In a broader context it was mildly interesting to witness the ideological tensions between faculty of different generations and cultures. Jill Stonor, our Berkeley professor, was a breath of fresh air, breezing in with Borges and others tucked under her arm, and the only one to pick up a paintbrush during the week! She took to task the conception of nature in the city as ‘green space’ pointing out that the barranca is better understood as a geological wedge of sand. Wallace Chang who owns and runs this gallery inspired me with his gentle and evocative urges to mull over ‘collective personalities’, ‘reconstructed stories’ and ‘urban acupuncture’, rather than pursue a plan-driven, classical ‘site analysis’. Meanwhile the Italians fought fiercely and internally over their various all-compassing masterplans which solved all the problems of the city in one neat package. I imagined I was getting a glimpse into the culture that Stalker (see June) were reacting against when they set up their practice in Rome.
Fortunately the water theme dovetails neatly with both the work of m7red (who engage with the flooding problems in the city) and Ala Plastica (who deal with river pollution). So I am interested to see how my reflections change over the course of my stay here.
And to recover from the strain of playing at serious academia?
…..the highlight of the workshop was a party in our apartment that Jill had rented on Plaza Dorrego, complete with mezzanine and barrel vaulted brick ceiling and 15 ft high windows. We hired a jazz band from our favourite bar down the street, Del Tiempo, and free flowing red wine helped loosen up relations considerably.
………..and then this weekend a trip to the country……to an ‘estancia’ (Argentine farm), courtesy of family friends of Toben’s, the other Berkeley participant. It was just as I had read about certain chapters of Imagining Argentina. A handsome pink house in the middle of endless flat, with grazing horses, warm winter sun, green parrot-like birds circling overhead and a full moon that illuminated the landscape for miles. I rode a horse for the first time in six years and revelled in the sense of well-being that it released. We knelt in the middle of a field and allowed the horses to gently sniff along our arms, shoulders, necks and hair. The poetry of the moment was only momentarily interrupted by a giant horse sneeze which sprayed me with black equine snot.
Yesterday we took a rickety train to La Plata, a suburb of Buenos Aires an hour away to see the only Corbusier house in the Western Hemisphere and the first that I have visited. We enjoyed a tour by a local architecture student and admired the spatial tricks of the house, generally feigning half ironic/half genuine awe. The famed dinosaur museum where we should have been able to see the six story gigantosaurus from Patagonia was closed. So the train ride to La Plata may well happen again after the short pedalo ride around a pond of plastic bottles failed to satisfy as an alternative.
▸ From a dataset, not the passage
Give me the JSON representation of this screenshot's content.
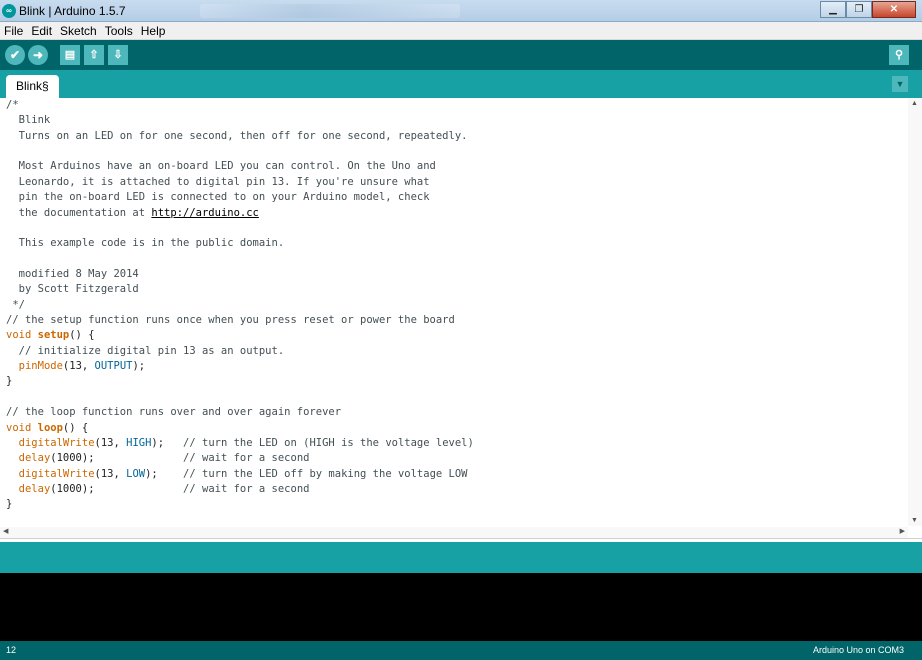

Toben is on a plane back to the States as I write this so my Spanish crutch has been knocked out from under me. I call in at m7red later this afternoon. A new adventure begins.